BRIEF:
Every line of the data needs to be returned exactly.

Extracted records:
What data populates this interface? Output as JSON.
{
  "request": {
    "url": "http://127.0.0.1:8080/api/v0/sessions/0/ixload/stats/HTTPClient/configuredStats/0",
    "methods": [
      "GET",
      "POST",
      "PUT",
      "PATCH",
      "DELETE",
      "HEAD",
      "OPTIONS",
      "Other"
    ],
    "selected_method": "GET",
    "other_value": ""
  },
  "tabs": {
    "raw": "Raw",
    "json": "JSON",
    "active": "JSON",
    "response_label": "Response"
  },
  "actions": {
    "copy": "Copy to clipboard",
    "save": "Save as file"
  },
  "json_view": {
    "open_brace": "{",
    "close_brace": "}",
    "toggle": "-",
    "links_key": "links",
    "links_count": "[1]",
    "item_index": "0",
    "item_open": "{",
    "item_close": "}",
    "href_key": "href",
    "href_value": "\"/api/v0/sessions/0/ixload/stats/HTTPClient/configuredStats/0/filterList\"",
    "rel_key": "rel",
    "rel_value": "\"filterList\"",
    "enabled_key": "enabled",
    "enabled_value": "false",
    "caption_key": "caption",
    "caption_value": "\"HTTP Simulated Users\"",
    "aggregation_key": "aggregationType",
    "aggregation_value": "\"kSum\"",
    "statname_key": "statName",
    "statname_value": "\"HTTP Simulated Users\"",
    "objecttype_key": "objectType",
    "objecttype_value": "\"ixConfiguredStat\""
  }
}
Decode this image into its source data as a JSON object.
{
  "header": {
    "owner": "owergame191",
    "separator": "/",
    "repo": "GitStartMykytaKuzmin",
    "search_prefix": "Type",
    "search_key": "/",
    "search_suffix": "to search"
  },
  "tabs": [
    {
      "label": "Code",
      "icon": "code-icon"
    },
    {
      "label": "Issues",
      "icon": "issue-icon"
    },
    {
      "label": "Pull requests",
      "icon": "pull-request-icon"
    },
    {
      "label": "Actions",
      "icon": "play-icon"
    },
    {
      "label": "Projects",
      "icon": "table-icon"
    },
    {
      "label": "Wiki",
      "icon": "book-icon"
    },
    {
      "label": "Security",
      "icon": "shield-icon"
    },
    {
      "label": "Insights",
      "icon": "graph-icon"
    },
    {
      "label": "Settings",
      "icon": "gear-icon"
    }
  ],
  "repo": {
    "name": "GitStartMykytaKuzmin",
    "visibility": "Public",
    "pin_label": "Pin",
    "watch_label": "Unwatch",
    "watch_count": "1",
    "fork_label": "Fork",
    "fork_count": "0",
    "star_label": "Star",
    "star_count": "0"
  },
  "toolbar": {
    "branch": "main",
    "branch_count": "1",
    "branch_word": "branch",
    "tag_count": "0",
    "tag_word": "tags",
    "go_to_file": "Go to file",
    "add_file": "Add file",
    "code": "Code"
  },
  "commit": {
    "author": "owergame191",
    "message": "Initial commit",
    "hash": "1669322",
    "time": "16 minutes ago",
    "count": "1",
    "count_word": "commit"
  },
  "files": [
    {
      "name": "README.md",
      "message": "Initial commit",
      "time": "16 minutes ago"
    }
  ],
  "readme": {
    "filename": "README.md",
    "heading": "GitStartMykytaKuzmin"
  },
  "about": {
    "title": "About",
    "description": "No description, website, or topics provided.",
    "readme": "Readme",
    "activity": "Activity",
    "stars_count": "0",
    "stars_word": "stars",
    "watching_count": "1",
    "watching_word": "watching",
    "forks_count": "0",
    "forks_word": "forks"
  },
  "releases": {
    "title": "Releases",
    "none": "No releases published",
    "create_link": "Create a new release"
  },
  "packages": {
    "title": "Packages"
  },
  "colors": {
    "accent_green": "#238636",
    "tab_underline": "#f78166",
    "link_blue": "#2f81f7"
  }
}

COMPLETED EXERCISE:
What data populates this interface? Output as JSON.
{
  "request": {
    "url": "http://127.0.0.1:8080/api/v0/sessions/0/ixload/stats/HTTPClient/configuredStats/0",
    "methods": [
      "GET",
      "POST",
      "PUT",
      "PATCH",
      "DELETE",
      "HEAD",
      "OPTIONS",
      "Other"
    ],
    "selected_method": "GET",
    "other_value": ""
  },
  "tabs": {
    "raw": "Raw",
    "json": "JSON",
    "active": "JSON",
    "response_label": "Response"
  },
  "actions": {
    "copy": "Copy to clipboard",
    "save": "Save as file"
  },
  "json_view": {
    "open_brace": "{",
    "close_brace": "}",
    "toggle": "-",
    "links_key": "links",
    "links_count": "[1]",
    "item_index": "0",
    "item_open": "{",
    "item_close": "}",
    "href_key": "href",
    "href_value": "\"/api/v0/sessions/0/ixload/stats/HTTPClient/configuredStats/0/filterList\"",
    "rel_key": "rel",
    "rel_value": "\"filterList\"",
    "enabled_key": "enabled",
    "enabled_value": "false",
    "caption_key": "caption",
    "caption_value": "\"HTTP Simulated Users\"",
    "aggregation_key": "aggregationType",
    "aggregation_value": "\"kSum\"",
    "statname_key": "statName",
    "statname_value": "\"HTTP Simulated Users\"",
    "objecttype_key": "objectType",
    "objecttype_value": "\"ixConfiguredStat\""
  }
}
Decode this image into its source data as a JSON object.
{
  "header": {
    "owner": "owergame191",
    "separator": "/",
    "repo": "GitStartMykytaKuzmin",
    "search_prefix": "Type",
    "search_key": "/",
    "search_suffix": "to search"
  },
  "tabs": [
    {
      "label": "Code",
      "icon": "code-icon"
    },
    {
      "label": "Issues",
      "icon": "issue-icon"
    },
    {
      "label": "Pull requests",
      "icon": "pull-request-icon"
    },
    {
      "label": "Actions",
      "icon": "play-icon"
    },
    {
      "label": "Projects",
      "icon": "table-icon"
    },
    {
      "label": "Wiki",
      "icon": "book-icon"
    },
    {
      "label": "Security",
      "icon": "shield-icon"
    },
    {
      "label": "Insights",
      "icon": "graph-icon"
    },
    {
      "label": "Settings",
      "icon": "gear-icon"
    }
  ],
  "repo": {
    "name": "GitStartMykytaKuzmin",
    "visibility": "Public",
    "pin_label": "Pin",
    "watch_label": "Unwatch",
    "watch_count": "1",
    "fork_label": "Fork",
    "fork_count": "0",
    "star_label": "Star",
    "star_count": "0"
  },
  "toolbar": {
    "branch": "main",
    "branch_count": "1",
    "branch_word": "branch",
    "tag_count": "0",
    "tag_word": "tags",
    "go_to_file": "Go to file",
    "add_file": "Add file",
    "code": "Code"
  },
  "commit": {
    "author": "owergame191",
    "message": "Initial commit",
    "hash": "1669322",
    "time": "16 minutes ago",
    "count": "1",
    "count_word": "commit"
  },
  "files": [
    {
      "name": "README.md",
      "message": "Initial commit",
      "time": "16 minutes ago"
    }
  ],
  "readme": {
    "filename": "README.md",
    "heading": "GitStartMykytaKuzmin"
  },
  "about": {
    "title": "About",
    "description": "No description, website, or topics provided.",
    "readme": "Readme",
    "activity": "Activity",
    "stars_count": "0",
    "stars_word": "stars",
    "watching_count": "1",
    "watching_word": "watching",
    "forks_count": "0",
    "forks_word": "forks"
  },
  "releases": {
    "title": "Releases",
    "none": "No releases published",
    "create_link": "Create a new release"
  },
  "packages": {
    "title": "Packages"
  },
  "colors": {
    "accent_green": "#238636",
    "tab_underline": "#f78166",
    "link_blue": "#2f81f7"
  }
}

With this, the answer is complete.